■ SOURCE DATA:
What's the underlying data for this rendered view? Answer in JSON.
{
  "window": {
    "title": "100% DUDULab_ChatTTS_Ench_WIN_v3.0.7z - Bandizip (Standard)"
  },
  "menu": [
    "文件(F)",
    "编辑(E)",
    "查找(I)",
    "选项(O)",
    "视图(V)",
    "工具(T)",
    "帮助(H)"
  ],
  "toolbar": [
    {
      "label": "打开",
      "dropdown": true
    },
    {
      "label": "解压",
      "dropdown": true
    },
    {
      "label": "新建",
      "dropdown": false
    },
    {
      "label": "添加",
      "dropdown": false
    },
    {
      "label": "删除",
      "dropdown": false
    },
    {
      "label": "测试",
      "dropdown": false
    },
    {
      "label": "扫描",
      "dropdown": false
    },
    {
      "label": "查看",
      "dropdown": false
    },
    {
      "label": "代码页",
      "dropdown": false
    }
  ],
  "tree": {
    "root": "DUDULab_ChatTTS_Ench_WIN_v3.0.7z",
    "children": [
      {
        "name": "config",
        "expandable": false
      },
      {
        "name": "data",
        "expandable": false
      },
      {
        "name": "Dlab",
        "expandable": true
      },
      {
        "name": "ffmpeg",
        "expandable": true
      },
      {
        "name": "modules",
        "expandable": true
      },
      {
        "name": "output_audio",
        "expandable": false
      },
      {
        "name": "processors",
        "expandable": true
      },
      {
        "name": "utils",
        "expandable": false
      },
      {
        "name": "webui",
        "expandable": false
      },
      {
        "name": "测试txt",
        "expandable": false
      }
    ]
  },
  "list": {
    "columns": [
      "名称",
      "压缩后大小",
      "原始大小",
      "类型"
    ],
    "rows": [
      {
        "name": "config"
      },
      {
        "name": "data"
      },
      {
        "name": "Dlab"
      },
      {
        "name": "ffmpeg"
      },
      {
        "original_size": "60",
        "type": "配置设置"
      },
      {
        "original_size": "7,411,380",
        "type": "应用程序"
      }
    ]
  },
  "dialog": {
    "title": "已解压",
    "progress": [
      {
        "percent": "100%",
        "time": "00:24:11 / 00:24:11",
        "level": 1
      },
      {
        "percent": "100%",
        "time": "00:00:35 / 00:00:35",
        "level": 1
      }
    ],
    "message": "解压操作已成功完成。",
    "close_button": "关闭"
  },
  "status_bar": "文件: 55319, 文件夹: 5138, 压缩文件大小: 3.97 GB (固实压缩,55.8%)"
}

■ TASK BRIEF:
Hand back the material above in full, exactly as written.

■ SOLUTION TO THE PROBLEM:
What's the underlying data for this rendered view? Answer in JSON.
{
  "window": {
    "title": "100% DUDULab_ChatTTS_Ench_WIN_v3.0.7z - Bandizip (Standard)"
  },
  "menu": [
    "文件(F)",
    "编辑(E)",
    "查找(I)",
    "选项(O)",
    "视图(V)",
    "工具(T)",
    "帮助(H)"
  ],
  "toolbar": [
    {
      "label": "打开",
      "dropdown": true
    },
    {
      "label": "解压",
      "dropdown": true
    },
    {
      "label": "新建",
      "dropdown": false
    },
    {
      "label": "添加",
      "dropdown": false
    },
    {
      "label": "删除",
      "dropdown": false
    },
    {
      "label": "测试",
      "dropdown": false
    },
    {
      "label": "扫描",
      "dropdown": false
    },
    {
      "label": "查看",
      "dropdown": false
    },
    {
      "label": "代码页",
      "dropdown": false
    }
  ],
  "tree": {
    "root": "DUDULab_ChatTTS_Ench_WIN_v3.0.7z",
    "children": [
      {
        "name": "config",
        "expandable": false
      },
      {
        "name": "data",
        "expandable": false
      },
      {
        "name": "Dlab",
        "expandable": true
      },
      {
        "name": "ffmpeg",
        "expandable": true
      },
      {
        "name": "modules",
        "expandable": true
      },
      {
        "name": "output_audio",
        "expandable": false
      },
      {
        "name": "processors",
        "expandable": true
      },
      {
        "name": "utils",
        "expandable": false
      },
      {
        "name": "webui",
        "expandable": false
      },
      {
        "name": "测试txt",
        "expandable": false
      }
    ]
  },
  "list": {
    "columns": [
      "名称",
      "压缩后大小",
      "原始大小",
      "类型"
    ],
    "rows": [
      {
        "name": "config"
      },
      {
        "name": "data"
      },
      {
        "name": "Dlab"
      },
      {
        "name": "ffmpeg"
      },
      {
        "original_size": "60",
        "type": "配置设置"
      },
      {
        "original_size": "7,411,380",
        "type": "应用程序"
      }
    ]
  },
  "dialog": {
    "title": "已解压",
    "progress": [
      {
        "percent": "100%",
        "time": "00:24:11 / 00:24:11",
        "level": 1
      },
      {
        "percent": "100%",
        "time": "00:00:35 / 00:00:35",
        "level": 1
      }
    ],
    "message": "解压操作已成功完成。",
    "close_button": "关闭"
  },
  "status_bar": "文件: 55319, 文件夹: 5138, 压缩文件大小: 3.97 GB (固实压缩,55.8%)"
}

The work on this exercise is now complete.